• Exercise objective: Look through the entries below for the string "comment", and copy each line where it is found.

(Dataset rows for apps and sites)
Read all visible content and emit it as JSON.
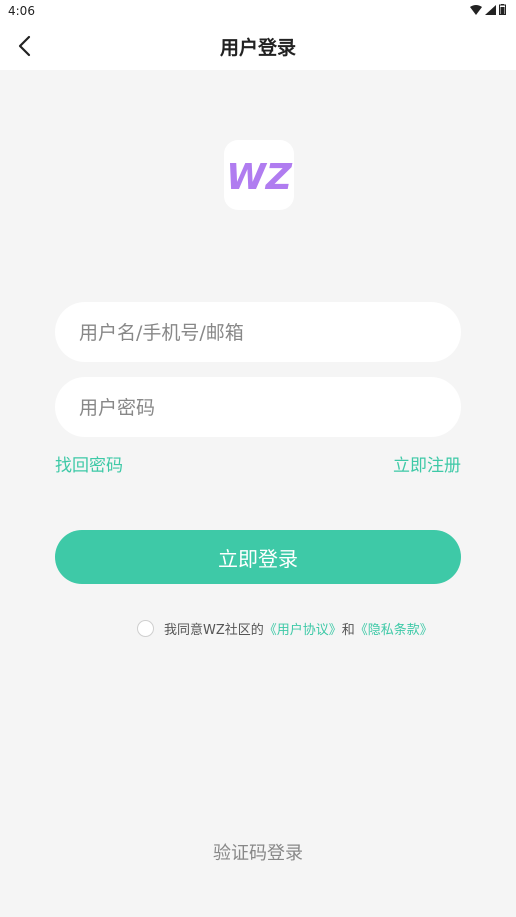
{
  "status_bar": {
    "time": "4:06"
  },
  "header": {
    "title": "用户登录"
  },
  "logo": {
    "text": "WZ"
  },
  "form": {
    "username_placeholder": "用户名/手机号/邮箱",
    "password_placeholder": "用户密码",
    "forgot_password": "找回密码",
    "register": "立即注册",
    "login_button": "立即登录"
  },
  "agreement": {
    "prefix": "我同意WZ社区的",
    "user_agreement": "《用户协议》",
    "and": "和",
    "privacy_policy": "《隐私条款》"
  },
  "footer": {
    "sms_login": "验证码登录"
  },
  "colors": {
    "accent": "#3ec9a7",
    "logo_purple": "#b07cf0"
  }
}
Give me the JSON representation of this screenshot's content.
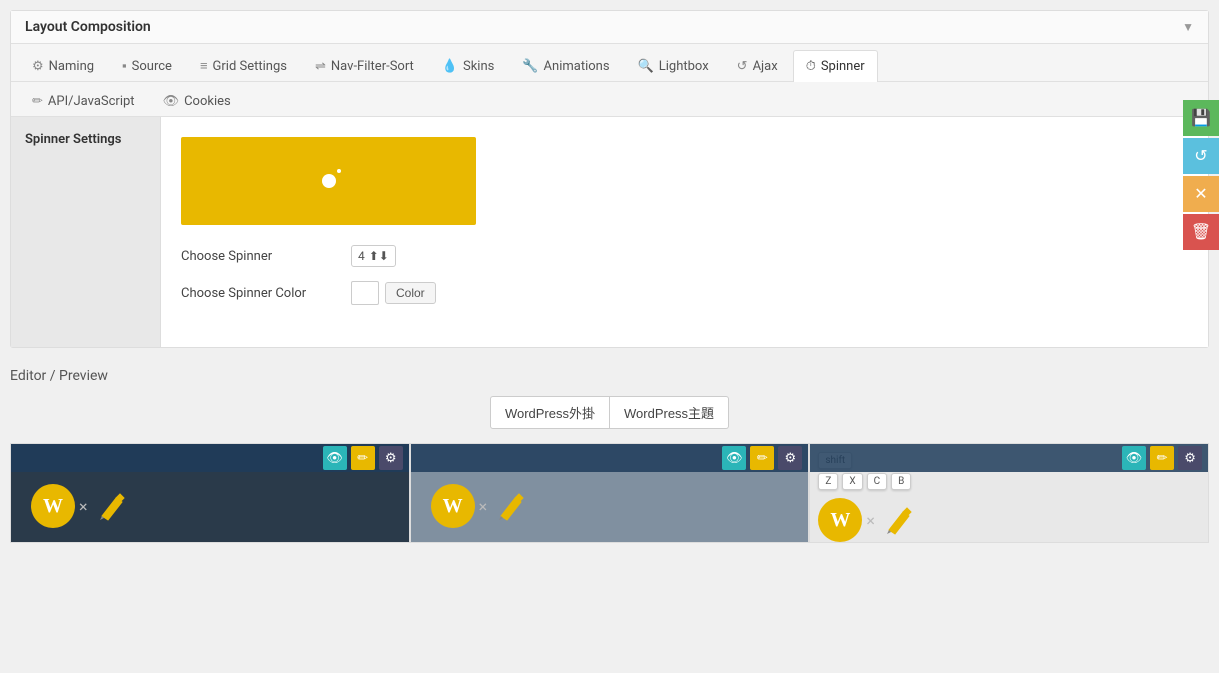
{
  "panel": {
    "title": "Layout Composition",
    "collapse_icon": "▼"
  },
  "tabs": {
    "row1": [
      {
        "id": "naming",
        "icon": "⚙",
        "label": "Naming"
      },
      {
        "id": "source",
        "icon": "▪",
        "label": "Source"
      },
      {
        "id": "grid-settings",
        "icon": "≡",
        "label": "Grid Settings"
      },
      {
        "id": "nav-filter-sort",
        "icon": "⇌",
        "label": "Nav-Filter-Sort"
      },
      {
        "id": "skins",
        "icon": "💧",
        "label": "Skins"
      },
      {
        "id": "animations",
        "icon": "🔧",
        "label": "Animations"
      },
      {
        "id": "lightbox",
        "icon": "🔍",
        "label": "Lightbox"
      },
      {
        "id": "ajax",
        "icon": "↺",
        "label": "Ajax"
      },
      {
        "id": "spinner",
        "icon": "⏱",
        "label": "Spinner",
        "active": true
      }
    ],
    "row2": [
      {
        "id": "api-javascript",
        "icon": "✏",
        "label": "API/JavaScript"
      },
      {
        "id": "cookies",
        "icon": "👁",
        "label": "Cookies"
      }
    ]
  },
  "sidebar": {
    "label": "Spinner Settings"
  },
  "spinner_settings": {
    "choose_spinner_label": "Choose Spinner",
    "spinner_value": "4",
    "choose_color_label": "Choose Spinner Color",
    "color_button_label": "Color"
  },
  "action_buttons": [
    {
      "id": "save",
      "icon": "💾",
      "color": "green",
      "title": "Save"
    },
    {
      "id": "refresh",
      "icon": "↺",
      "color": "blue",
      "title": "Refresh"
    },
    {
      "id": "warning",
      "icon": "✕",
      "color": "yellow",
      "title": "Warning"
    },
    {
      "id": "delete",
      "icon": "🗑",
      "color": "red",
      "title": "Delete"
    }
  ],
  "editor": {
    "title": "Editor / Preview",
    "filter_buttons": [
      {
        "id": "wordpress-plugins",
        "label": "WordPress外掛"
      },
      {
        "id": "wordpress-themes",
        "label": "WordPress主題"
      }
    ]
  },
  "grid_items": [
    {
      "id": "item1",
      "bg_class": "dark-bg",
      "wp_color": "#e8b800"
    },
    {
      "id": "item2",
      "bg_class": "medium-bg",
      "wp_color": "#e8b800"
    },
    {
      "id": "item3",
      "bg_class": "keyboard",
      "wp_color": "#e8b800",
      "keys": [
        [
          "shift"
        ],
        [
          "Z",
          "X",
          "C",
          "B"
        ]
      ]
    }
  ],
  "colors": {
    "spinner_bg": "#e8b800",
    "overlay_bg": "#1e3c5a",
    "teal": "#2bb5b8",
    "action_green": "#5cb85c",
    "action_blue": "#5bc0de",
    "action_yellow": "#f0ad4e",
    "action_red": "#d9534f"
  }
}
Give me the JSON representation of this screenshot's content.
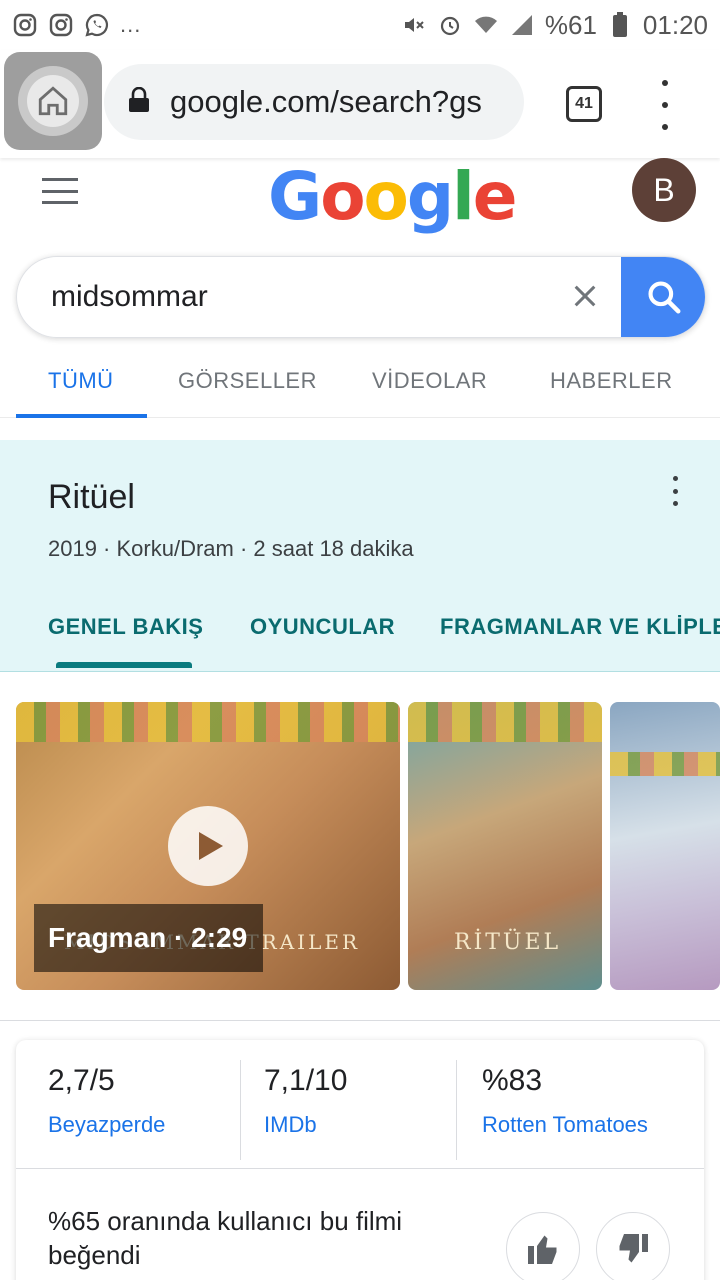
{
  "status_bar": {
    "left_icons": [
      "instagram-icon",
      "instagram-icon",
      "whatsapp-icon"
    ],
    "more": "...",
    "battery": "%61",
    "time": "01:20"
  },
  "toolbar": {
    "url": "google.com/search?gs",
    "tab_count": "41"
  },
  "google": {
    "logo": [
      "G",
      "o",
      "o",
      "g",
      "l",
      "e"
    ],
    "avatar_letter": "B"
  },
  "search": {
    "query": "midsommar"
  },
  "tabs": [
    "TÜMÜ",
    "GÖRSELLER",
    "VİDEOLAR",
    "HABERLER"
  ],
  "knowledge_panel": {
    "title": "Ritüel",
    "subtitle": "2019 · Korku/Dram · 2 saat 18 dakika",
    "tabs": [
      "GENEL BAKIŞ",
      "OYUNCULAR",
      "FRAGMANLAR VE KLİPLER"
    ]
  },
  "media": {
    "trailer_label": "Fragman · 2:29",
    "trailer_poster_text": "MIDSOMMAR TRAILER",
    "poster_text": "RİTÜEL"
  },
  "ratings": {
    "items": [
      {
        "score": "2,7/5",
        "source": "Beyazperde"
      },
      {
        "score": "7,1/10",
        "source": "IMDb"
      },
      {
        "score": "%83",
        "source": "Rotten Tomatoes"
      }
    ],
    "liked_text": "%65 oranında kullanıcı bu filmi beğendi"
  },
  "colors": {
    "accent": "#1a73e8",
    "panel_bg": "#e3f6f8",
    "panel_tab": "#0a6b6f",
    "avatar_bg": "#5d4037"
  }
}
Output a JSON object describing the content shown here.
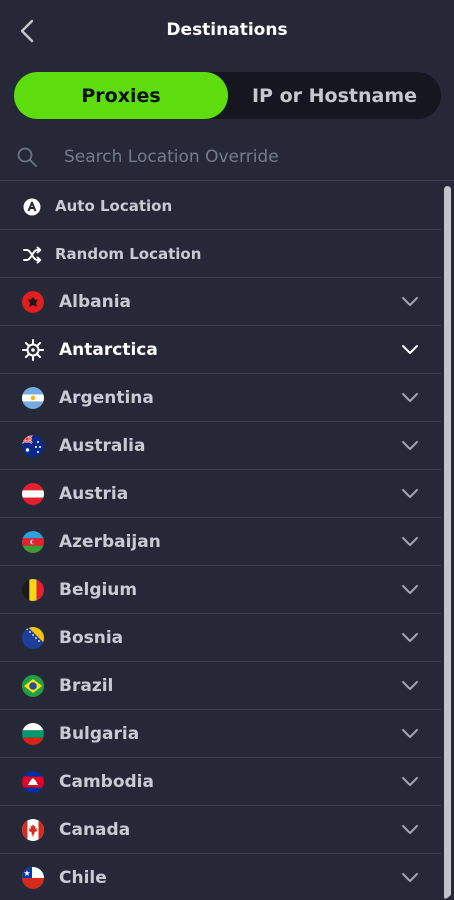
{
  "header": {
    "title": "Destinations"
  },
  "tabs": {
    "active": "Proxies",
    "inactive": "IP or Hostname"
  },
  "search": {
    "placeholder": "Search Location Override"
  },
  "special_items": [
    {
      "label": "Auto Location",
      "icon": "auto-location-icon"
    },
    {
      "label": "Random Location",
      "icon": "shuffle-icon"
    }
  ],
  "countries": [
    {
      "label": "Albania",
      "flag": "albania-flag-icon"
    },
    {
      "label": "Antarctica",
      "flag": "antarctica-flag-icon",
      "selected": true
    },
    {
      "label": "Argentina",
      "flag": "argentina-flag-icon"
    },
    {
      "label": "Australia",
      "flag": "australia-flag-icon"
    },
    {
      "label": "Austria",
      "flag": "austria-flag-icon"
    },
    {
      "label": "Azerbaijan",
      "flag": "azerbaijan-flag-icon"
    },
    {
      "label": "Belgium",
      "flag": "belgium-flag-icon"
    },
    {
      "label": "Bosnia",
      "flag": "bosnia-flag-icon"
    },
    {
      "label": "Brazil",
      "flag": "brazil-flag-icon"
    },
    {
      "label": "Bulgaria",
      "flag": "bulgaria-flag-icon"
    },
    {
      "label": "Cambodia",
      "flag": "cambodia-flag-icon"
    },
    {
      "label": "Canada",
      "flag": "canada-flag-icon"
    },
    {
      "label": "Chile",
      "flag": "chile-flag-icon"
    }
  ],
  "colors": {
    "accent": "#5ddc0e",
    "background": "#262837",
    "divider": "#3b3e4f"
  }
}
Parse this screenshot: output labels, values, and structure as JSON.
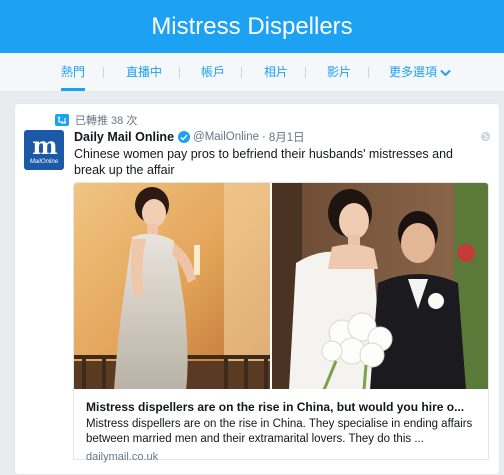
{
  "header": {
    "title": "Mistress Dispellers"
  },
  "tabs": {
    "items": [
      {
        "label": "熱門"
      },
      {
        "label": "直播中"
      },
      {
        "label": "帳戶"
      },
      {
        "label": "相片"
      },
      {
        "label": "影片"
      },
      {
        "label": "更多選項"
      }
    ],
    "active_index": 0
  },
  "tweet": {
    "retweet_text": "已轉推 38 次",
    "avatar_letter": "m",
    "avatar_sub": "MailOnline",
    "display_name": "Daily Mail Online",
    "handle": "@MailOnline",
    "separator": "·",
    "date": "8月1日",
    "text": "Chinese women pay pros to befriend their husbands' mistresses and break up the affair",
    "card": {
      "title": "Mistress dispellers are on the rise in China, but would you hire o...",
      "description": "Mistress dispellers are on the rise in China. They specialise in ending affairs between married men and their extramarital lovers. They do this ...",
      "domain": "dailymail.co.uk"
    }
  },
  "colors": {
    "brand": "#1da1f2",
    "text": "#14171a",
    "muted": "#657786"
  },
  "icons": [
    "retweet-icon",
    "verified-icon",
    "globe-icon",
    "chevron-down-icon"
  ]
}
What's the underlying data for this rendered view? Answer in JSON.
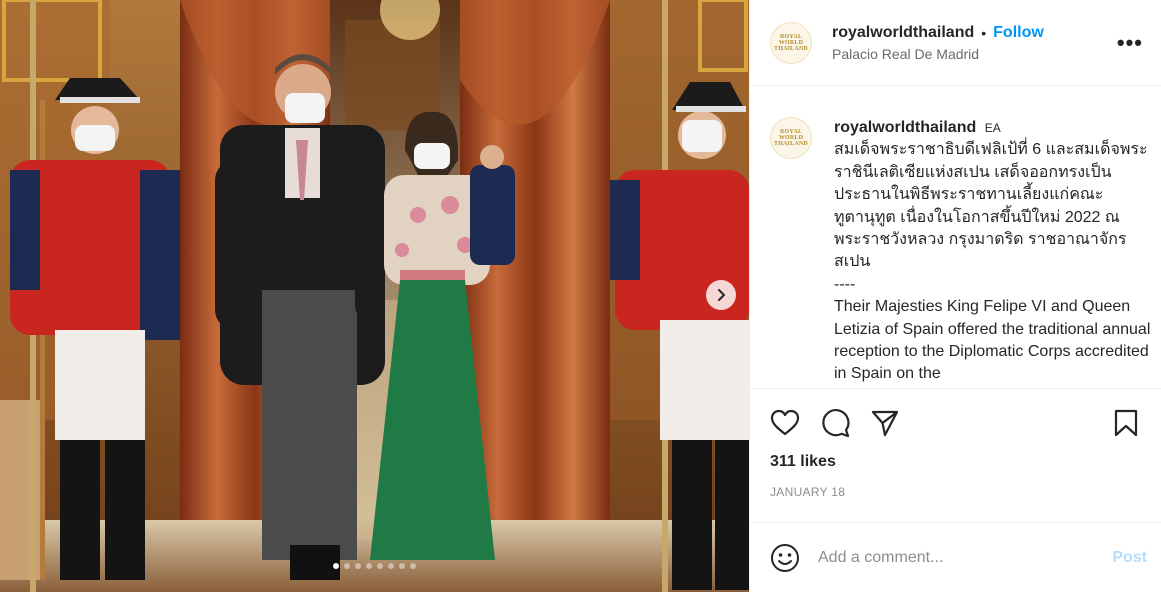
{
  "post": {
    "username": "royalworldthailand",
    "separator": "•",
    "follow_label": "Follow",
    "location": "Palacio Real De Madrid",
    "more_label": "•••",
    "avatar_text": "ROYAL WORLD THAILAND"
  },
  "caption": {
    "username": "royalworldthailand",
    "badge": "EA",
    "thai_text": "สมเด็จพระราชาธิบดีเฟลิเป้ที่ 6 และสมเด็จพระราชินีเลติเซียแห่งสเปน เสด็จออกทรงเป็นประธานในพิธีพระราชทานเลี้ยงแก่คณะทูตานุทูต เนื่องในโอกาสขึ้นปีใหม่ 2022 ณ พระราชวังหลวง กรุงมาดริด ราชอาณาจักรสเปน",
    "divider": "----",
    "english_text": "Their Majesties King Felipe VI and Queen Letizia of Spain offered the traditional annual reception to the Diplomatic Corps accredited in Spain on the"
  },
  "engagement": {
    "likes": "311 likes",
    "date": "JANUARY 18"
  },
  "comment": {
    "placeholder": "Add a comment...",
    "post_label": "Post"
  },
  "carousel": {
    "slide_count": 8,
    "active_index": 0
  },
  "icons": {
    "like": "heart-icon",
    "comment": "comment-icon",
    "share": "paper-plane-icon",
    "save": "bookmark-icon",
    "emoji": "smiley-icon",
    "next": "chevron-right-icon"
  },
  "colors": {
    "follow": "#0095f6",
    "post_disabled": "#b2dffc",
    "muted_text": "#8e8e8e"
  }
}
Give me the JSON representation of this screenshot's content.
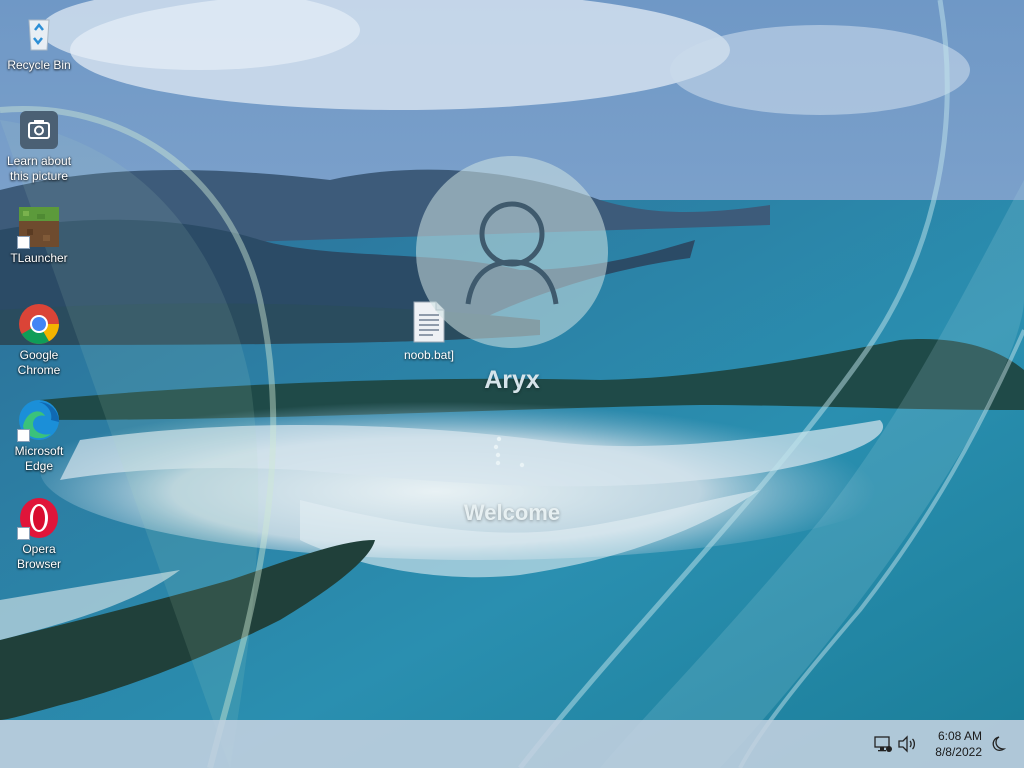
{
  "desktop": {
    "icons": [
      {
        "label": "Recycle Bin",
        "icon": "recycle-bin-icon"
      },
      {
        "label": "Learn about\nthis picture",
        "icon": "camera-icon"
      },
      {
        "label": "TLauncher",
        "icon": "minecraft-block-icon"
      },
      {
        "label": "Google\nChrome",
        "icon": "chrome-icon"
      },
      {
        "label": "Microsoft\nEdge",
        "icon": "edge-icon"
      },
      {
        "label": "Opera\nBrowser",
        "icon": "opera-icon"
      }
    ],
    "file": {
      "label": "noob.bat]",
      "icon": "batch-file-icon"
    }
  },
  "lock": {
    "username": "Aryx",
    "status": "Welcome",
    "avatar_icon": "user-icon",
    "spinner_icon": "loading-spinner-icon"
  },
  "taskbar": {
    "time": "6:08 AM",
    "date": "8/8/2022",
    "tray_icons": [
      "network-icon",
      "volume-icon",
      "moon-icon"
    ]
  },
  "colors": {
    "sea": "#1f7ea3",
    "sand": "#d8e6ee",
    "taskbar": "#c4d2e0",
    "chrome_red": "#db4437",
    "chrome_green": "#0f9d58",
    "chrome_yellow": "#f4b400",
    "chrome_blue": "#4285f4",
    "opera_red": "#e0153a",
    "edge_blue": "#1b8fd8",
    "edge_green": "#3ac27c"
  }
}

• Output:
  "comment": {
    "placeholder": "Add a comment...",
    "comment": "comment-icon",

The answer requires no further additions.